What the task asks. Below are some records. Set each one down exactly as it reads.

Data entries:

--- --- ---

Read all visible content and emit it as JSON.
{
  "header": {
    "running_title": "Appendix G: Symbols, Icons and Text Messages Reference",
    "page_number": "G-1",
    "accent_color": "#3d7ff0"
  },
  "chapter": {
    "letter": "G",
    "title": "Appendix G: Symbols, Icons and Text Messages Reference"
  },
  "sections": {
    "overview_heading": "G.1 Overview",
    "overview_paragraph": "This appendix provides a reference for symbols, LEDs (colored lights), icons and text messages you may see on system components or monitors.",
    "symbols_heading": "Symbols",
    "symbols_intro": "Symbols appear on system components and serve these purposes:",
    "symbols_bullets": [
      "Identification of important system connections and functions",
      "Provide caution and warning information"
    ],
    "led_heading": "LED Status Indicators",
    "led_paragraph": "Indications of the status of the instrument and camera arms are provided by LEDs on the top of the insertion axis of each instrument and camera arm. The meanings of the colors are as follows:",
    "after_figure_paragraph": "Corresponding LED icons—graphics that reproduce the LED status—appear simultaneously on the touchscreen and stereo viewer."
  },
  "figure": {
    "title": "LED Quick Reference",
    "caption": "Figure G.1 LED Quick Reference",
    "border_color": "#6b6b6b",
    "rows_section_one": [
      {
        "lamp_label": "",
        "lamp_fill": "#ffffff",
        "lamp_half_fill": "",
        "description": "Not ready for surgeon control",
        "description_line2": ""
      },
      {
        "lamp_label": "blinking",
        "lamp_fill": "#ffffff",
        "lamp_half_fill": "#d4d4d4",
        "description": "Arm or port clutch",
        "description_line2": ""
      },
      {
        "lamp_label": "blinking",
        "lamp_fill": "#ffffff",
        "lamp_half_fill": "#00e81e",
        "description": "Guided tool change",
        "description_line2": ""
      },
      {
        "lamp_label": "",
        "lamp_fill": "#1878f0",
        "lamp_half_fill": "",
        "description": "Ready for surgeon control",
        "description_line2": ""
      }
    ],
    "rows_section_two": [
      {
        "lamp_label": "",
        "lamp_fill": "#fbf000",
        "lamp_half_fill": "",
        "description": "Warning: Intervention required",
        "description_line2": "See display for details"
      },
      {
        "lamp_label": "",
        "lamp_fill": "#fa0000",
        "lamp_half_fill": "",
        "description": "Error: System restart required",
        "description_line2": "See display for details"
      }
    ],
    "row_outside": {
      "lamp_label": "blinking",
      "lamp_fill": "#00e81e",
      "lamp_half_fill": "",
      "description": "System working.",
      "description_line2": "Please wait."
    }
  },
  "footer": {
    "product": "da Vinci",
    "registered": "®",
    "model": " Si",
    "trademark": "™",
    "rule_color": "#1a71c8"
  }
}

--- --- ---

Solution for this exercise.
Read all visible content and emit it as JSON.
{
  "header": {
    "running_title": "Appendix G: Symbols, Icons and Text Messages Reference",
    "page_number": "G-1",
    "accent_color": "#3d7ff0"
  },
  "chapter": {
    "letter": "G",
    "title": "Appendix G: Symbols, Icons and Text Messages Reference"
  },
  "sections": {
    "overview_heading": "G.1 Overview",
    "overview_paragraph": "This appendix provides a reference for symbols, LEDs (colored lights), icons and text messages you may see on system components or monitors.",
    "symbols_heading": "Symbols",
    "symbols_intro": "Symbols appear on system components and serve these purposes:",
    "symbols_bullets": [
      "Identification of important system connections and functions",
      "Provide caution and warning information"
    ],
    "led_heading": "LED Status Indicators",
    "led_paragraph": "Indications of the status of the instrument and camera arms are provided by LEDs on the top of the insertion axis of each instrument and camera arm. The meanings of the colors are as follows:",
    "after_figure_paragraph": "Corresponding LED icons—graphics that reproduce the LED status—appear simultaneously on the touchscreen and stereo viewer."
  },
  "figure": {
    "title": "LED Quick Reference",
    "caption": "Figure G.1 LED Quick Reference",
    "border_color": "#6b6b6b",
    "rows_section_one": [
      {
        "lamp_label": "",
        "lamp_fill": "#ffffff",
        "lamp_half_fill": "",
        "description": "Not ready for surgeon control",
        "description_line2": ""
      },
      {
        "lamp_label": "blinking",
        "lamp_fill": "#ffffff",
        "lamp_half_fill": "#d4d4d4",
        "description": "Arm or port clutch",
        "description_line2": ""
      },
      {
        "lamp_label": "blinking",
        "lamp_fill": "#ffffff",
        "lamp_half_fill": "#00e81e",
        "description": "Guided tool change",
        "description_line2": ""
      },
      {
        "lamp_label": "",
        "lamp_fill": "#1878f0",
        "lamp_half_fill": "",
        "description": "Ready for surgeon control",
        "description_line2": ""
      }
    ],
    "rows_section_two": [
      {
        "lamp_label": "",
        "lamp_fill": "#fbf000",
        "lamp_half_fill": "",
        "description": "Warning: Intervention required",
        "description_line2": "See display for details"
      },
      {
        "lamp_label": "",
        "lamp_fill": "#fa0000",
        "lamp_half_fill": "",
        "description": "Error: System restart required",
        "description_line2": "See display for details"
      }
    ],
    "row_outside": {
      "lamp_label": "blinking",
      "lamp_fill": "#00e81e",
      "lamp_half_fill": "",
      "description": "System working.",
      "description_line2": "Please wait."
    }
  },
  "footer": {
    "product": "da Vinci",
    "registered": "®",
    "model": " Si",
    "trademark": "™",
    "rule_color": "#1a71c8"
  }
}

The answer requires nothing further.